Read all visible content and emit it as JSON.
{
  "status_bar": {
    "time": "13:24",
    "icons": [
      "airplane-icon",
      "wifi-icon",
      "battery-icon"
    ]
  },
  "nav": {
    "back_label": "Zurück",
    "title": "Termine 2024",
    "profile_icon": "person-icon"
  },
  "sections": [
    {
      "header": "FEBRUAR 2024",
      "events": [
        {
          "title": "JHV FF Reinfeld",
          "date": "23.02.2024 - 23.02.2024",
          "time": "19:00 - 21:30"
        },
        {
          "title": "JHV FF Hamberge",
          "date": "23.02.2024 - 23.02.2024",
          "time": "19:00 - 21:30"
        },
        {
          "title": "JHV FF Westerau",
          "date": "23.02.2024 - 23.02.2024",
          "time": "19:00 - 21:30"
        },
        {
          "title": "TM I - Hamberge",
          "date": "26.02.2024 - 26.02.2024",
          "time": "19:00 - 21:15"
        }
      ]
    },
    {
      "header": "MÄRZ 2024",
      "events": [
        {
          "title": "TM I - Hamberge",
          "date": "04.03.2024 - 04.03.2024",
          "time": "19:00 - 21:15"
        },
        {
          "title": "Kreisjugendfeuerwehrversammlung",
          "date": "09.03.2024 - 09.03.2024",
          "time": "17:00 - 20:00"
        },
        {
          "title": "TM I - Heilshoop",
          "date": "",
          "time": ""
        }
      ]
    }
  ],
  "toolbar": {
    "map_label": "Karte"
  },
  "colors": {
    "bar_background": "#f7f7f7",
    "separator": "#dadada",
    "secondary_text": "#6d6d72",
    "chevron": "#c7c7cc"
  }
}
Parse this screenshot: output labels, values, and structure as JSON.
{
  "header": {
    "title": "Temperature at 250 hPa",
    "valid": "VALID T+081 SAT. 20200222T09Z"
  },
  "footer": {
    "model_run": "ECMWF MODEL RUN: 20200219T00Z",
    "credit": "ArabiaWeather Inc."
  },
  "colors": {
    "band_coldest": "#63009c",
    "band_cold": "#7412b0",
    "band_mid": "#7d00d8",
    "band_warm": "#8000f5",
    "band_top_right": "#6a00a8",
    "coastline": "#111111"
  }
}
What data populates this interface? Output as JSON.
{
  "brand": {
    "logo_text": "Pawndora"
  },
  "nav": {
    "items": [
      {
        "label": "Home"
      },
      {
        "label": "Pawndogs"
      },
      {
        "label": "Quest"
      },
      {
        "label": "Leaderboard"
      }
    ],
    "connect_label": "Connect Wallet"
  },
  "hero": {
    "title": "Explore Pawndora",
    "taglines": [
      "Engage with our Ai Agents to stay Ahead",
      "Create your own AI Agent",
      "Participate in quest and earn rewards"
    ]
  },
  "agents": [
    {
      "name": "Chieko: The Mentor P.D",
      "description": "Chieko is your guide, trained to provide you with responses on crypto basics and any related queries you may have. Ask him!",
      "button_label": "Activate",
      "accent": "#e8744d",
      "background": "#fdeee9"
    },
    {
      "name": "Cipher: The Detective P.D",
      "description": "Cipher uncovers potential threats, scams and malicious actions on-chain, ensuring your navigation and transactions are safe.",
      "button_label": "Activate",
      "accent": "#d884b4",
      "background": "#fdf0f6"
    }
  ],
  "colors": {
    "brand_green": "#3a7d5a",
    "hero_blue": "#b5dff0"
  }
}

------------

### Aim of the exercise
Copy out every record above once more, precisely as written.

### Result of this task
Read all visible content and emit it as JSON.
{
  "status_bar": {
    "time": "13:24",
    "icons": [
      "airplane-icon",
      "wifi-icon",
      "battery-icon"
    ]
  },
  "nav": {
    "back_label": "Zurück",
    "title": "Termine 2024",
    "profile_icon": "person-icon"
  },
  "sections": [
    {
      "header": "FEBRUAR 2024",
      "events": [
        {
          "title": "JHV FF Reinfeld",
          "date": "23.02.2024 - 23.02.2024",
          "time": "19:00 - 21:30"
        },
        {
          "title": "JHV FF Hamberge",
          "date": "23.02.2024 - 23.02.2024",
          "time": "19:00 - 21:30"
        },
        {
          "title": "JHV FF Westerau",
          "date": "23.02.2024 - 23.02.2024",
          "time": "19:00 - 21:30"
        },
        {
          "title": "TM I - Hamberge",
          "date": "26.02.2024 - 26.02.2024",
          "time": "19:00 - 21:15"
        }
      ]
    },
    {
      "header": "MÄRZ 2024",
      "events": [
        {
          "title": "TM I - Hamberge",
          "date": "04.03.2024 - 04.03.2024",
          "time": "19:00 - 21:15"
        },
        {
          "title": "Kreisjugendfeuerwehrversammlung",
          "date": "09.03.2024 - 09.03.2024",
          "time": "17:00 - 20:00"
        },
        {
          "title": "TM I - Heilshoop",
          "date": "",
          "time": ""
        }
      ]
    }
  ],
  "toolbar": {
    "map_label": "Karte"
  },
  "colors": {
    "bar_background": "#f7f7f7",
    "separator": "#dadada",
    "secondary_text": "#6d6d72",
    "chevron": "#c7c7cc"
  }
}
Parse this screenshot: output labels, values, and structure as JSON.
{
  "header": {
    "title": "Temperature at 250 hPa",
    "valid": "VALID T+081 SAT. 20200222T09Z"
  },
  "footer": {
    "model_run": "ECMWF MODEL RUN: 20200219T00Z",
    "credit": "ArabiaWeather Inc."
  },
  "colors": {
    "band_coldest": "#63009c",
    "band_cold": "#7412b0",
    "band_mid": "#7d00d8",
    "band_warm": "#8000f5",
    "band_top_right": "#6a00a8",
    "coastline": "#111111"
  }
}
What data populates this interface? Output as JSON.
{
  "brand": {
    "logo_text": "Pawndora"
  },
  "nav": {
    "items": [
      {
        "label": "Home"
      },
      {
        "label": "Pawndogs"
      },
      {
        "label": "Quest"
      },
      {
        "label": "Leaderboard"
      }
    ],
    "connect_label": "Connect Wallet"
  },
  "hero": {
    "title": "Explore Pawndora",
    "taglines": [
      "Engage with our Ai Agents to stay Ahead",
      "Create your own AI Agent",
      "Participate in quest and earn rewards"
    ]
  },
  "agents": [
    {
      "name": "Chieko: The Mentor P.D",
      "description": "Chieko is your guide, trained to provide you with responses on crypto basics and any related queries you may have. Ask him!",
      "button_label": "Activate",
      "accent": "#e8744d",
      "background": "#fdeee9"
    },
    {
      "name": "Cipher: The Detective P.D",
      "description": "Cipher uncovers potential threats, scams and malicious actions on-chain, ensuring your navigation and transactions are safe.",
      "button_label": "Activate",
      "accent": "#d884b4",
      "background": "#fdf0f6"
    }
  ],
  "colors": {
    "brand_green": "#3a7d5a",
    "hero_blue": "#b5dff0"
  }
}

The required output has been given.